          • Syvitski, J., Waters, C.N., Day, J., Milliman, J.D., Summerhayes, C., Steffen, W., Zalasiewicz, J., Cearreta, A., Gałuszka, A., Hajdas, I., Head, M.J., Leinfelder, R., McNeill, J.R., Poirier, C., Rose, N.L., Shotyk, W., Wagreich, M., Williams, M., 2020. Extraordinary human energy consumption and resultant geological impacts beginning around 1950 CE initiated the proposed Anthropocene Epoch. Communications Earth & Environment, 1:32,
          • Zalasiewicz, J., Waters, C. and Williams, M. (2020). Chapter 31: The Anthropocene. In: Gradstein, F., Ogg, J., Schmitz, M. and Ogg, G. (eds.) A Geologic Time Scale 2020, 1257-1280.


          • Williams, M. et al. 2019. Underground metro systems: a durable geological proxy of rapid urban population growth and energy consumption during the Anthropocene. In Craig Benjamin, Esther Quaedakers and David Baker (Eds.) Anthropocene: The Routledge Handbook of Big History (Routledge Companions). Oxon: Taylor & Francis.
          • Zalasiewicz, J., Gabbott, S.E. and Waters C.N. 2019. Chapter 23: Plastic Waste: how plastic has become part of the Earth’s geological cycle. In: Trevor M. Letcher and Dan  A Vallero (eds.) Waste: A Handbook for Management, 2nd edition. Elsevier, New York, 443-452.

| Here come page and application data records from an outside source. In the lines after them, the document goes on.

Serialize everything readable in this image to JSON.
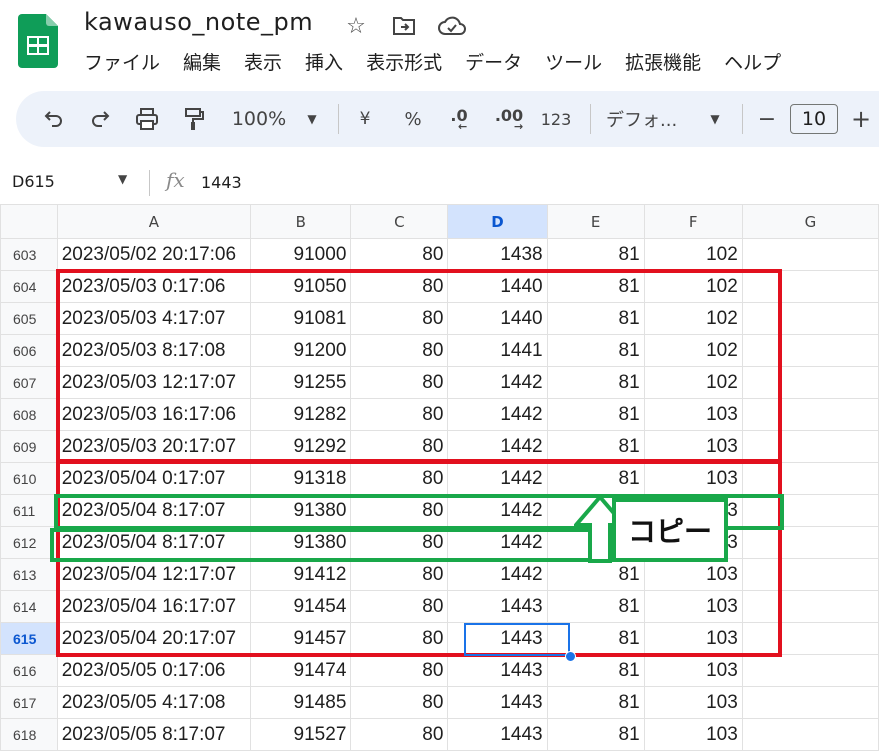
{
  "app": {
    "doc_title": "kawauso_note_pm",
    "menu": [
      "ファイル",
      "編集",
      "表示",
      "挿入",
      "表示形式",
      "データ",
      "ツール",
      "拡張機能",
      "ヘルプ"
    ]
  },
  "toolbar": {
    "zoom": "100%",
    "currency": "¥",
    "percent": "%",
    "decrease_decimal": ".0",
    "increase_decimal": ".00",
    "number_format": "123",
    "font": "デフォ...",
    "font_size": "10",
    "minus": "−",
    "plus": "+"
  },
  "formula_bar": {
    "cell_ref": "D615",
    "value": "1443"
  },
  "columns": [
    "A",
    "B",
    "C",
    "D",
    "E",
    "F",
    "G"
  ],
  "selected_column": "D",
  "selected_row": "615",
  "rows": [
    {
      "n": "603",
      "a": "2023/05/02 20:17:06",
      "b": "91000",
      "c": "80",
      "d": "1438",
      "e": "81",
      "f": "102"
    },
    {
      "n": "604",
      "a": "2023/05/03 0:17:06",
      "b": "91050",
      "c": "80",
      "d": "1440",
      "e": "81",
      "f": "102"
    },
    {
      "n": "605",
      "a": "2023/05/03 4:17:07",
      "b": "91081",
      "c": "80",
      "d": "1440",
      "e": "81",
      "f": "102"
    },
    {
      "n": "606",
      "a": "2023/05/03 8:17:08",
      "b": "91200",
      "c": "80",
      "d": "1441",
      "e": "81",
      "f": "102"
    },
    {
      "n": "607",
      "a": "2023/05/03 12:17:07",
      "b": "91255",
      "c": "80",
      "d": "1442",
      "e": "81",
      "f": "102"
    },
    {
      "n": "608",
      "a": "2023/05/03 16:17:06",
      "b": "91282",
      "c": "80",
      "d": "1442",
      "e": "81",
      "f": "103"
    },
    {
      "n": "609",
      "a": "2023/05/03 20:17:07",
      "b": "91292",
      "c": "80",
      "d": "1442",
      "e": "81",
      "f": "103"
    },
    {
      "n": "610",
      "a": "2023/05/04 0:17:07",
      "b": "91318",
      "c": "80",
      "d": "1442",
      "e": "81",
      "f": "103"
    },
    {
      "n": "611",
      "a": "2023/05/04 8:17:07",
      "b": "91380",
      "c": "80",
      "d": "1442",
      "e": "81",
      "f": "103"
    },
    {
      "n": "612",
      "a": "2023/05/04 8:17:07",
      "b": "91380",
      "c": "80",
      "d": "1442",
      "e": "81",
      "f": "103"
    },
    {
      "n": "613",
      "a": "2023/05/04 12:17:07",
      "b": "91412",
      "c": "80",
      "d": "1442",
      "e": "81",
      "f": "103"
    },
    {
      "n": "614",
      "a": "2023/05/04 16:17:07",
      "b": "91454",
      "c": "80",
      "d": "1443",
      "e": "81",
      "f": "103"
    },
    {
      "n": "615",
      "a": "2023/05/04 20:17:07",
      "b": "91457",
      "c": "80",
      "d": "1443",
      "e": "81",
      "f": "103"
    },
    {
      "n": "616",
      "a": "2023/05/05 0:17:06",
      "b": "91474",
      "c": "80",
      "d": "1443",
      "e": "81",
      "f": "103"
    },
    {
      "n": "617",
      "a": "2023/05/05 4:17:08",
      "b": "91485",
      "c": "80",
      "d": "1443",
      "e": "81",
      "f": "103"
    },
    {
      "n": "618",
      "a": "2023/05/05 8:17:07",
      "b": "91527",
      "c": "80",
      "d": "1443",
      "e": "81",
      "f": "103"
    }
  ],
  "annotation": {
    "copy_label": "コピー"
  },
  "colors": {
    "red_box": "#e2101e",
    "green_box": "#19a84a",
    "selection": "#1a73e8"
  }
}
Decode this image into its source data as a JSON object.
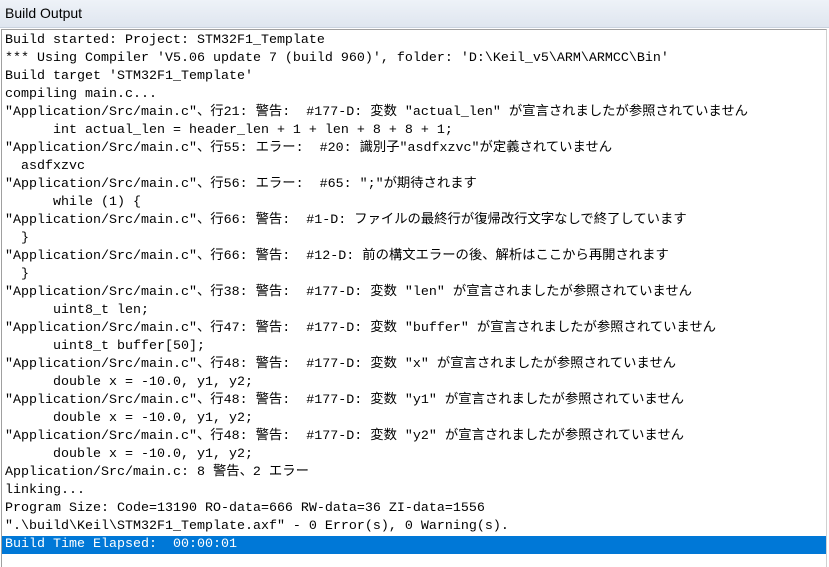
{
  "window": {
    "title": "Build Output"
  },
  "selected_line_index": 28,
  "colors": {
    "selection": "#0078d7"
  },
  "lines": [
    "Build started: Project: STM32F1_Template",
    "*** Using Compiler 'V5.06 update 7 (build 960)', folder: 'D:\\Keil_v5\\ARM\\ARMCC\\Bin'",
    "Build target 'STM32F1_Template'",
    "compiling main.c...",
    "\"Application/Src/main.c\"、行21: 警告:  #177-D: 変数 \"actual_len\" が宣言されましたが参照されていません",
    "      int actual_len = header_len + 1 + len + 8 + 8 + 1;",
    "\"Application/Src/main.c\"、行55: エラー:  #20: 識別子\"asdfxzvc\"が定義されていません",
    "  asdfxzvc",
    "\"Application/Src/main.c\"、行56: エラー:  #65: \";\"が期待されます",
    "      while (1) {",
    "\"Application/Src/main.c\"、行66: 警告:  #1-D: ファイルの最終行が復帰改行文字なしで終了しています",
    "  }",
    "\"Application/Src/main.c\"、行66: 警告:  #12-D: 前の構文エラーの後、解析はここから再開されます",
    "  }",
    "\"Application/Src/main.c\"、行38: 警告:  #177-D: 変数 \"len\" が宣言されましたが参照されていません",
    "      uint8_t len;",
    "\"Application/Src/main.c\"、行47: 警告:  #177-D: 変数 \"buffer\" が宣言されましたが参照されていません",
    "      uint8_t buffer[50];",
    "\"Application/Src/main.c\"、行48: 警告:  #177-D: 変数 \"x\" が宣言されましたが参照されていません",
    "      double x = -10.0, y1, y2;",
    "\"Application/Src/main.c\"、行48: 警告:  #177-D: 変数 \"y1\" が宣言されましたが参照されていません",
    "      double x = -10.0, y1, y2;",
    "\"Application/Src/main.c\"、行48: 警告:  #177-D: 変数 \"y2\" が宣言されましたが参照されていません",
    "      double x = -10.0, y1, y2;",
    "Application/Src/main.c: 8 警告、2 エラー",
    "linking...",
    "Program Size: Code=13190 RO-data=666 RW-data=36 ZI-data=1556",
    "\".\\build\\Keil\\STM32F1_Template.axf\" - 0 Error(s), 0 Warning(s).",
    "Build Time Elapsed:  00:00:01"
  ]
}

          • Zalasiewicz, J. et al. 2019. A formal Anthropocene is compatible with but distinct from its diachronous anthropogenic counterparts: a response to WF Ruddiman’s ‘three flaws in defining a formal Anthropocene’. Progress in Physical Geography, 43(3): 319-333.
          • Zalasiewicz, J, Waters, CN et al. (Eds.) (2019). The Anthropocene as a Geological Time Unit. CUP.The Anthropocene, a term launched into public debate by Nobel Prize winner Paul Crutzen, has been used informally to describe the time interval during which human actions have had a drastic effect on the Earth and its ecosystems, including anthropogenic climate change. This book presents the underpinning geological evidence for defining the Anthropocene as a geological epoch, written by the high-profile international team tasked with analysing its potential addition to the Geological Time Scale. It discusses Anthropocene stratigraphy and ongoing changes to the Earth system, including the climate, oceans and biosphere.
            The evidence for the Anthropocene is examined in detail, ranging from chemical signals arising from pollution, to physical changes to the landscape associated with urbanisation and biological changes associated with species invasion and extinctions. The scale, manner and rate of global environmental change is placed within the context of planetary processes and deep geological time, allowing the reader to appreciate the scale of human-driven change to the Earth system, and compare the global transition taking place today with major transitions in Earth history. Key aspects of the geological background are explained, providing an authoritative review of the Anthropocene for graduate students and academic researchers across a broad range of scientific, social science and humanities disciplines.








          • Zalasiewicz, J, Williams, M, Smith, A, Barry, TL, Coe, AL, Bown, PR, Brenchley, P, Cantrill, D, Gale, A, Gibbard, P, Gregory, FJ, Hounslow, MW, Kerr, AC, Pearson, P, Knox, R, Powell, JH, Waters, CN et al. 2008. Are we living in the Anthropocene? GSA Today, 18(2): 4-8.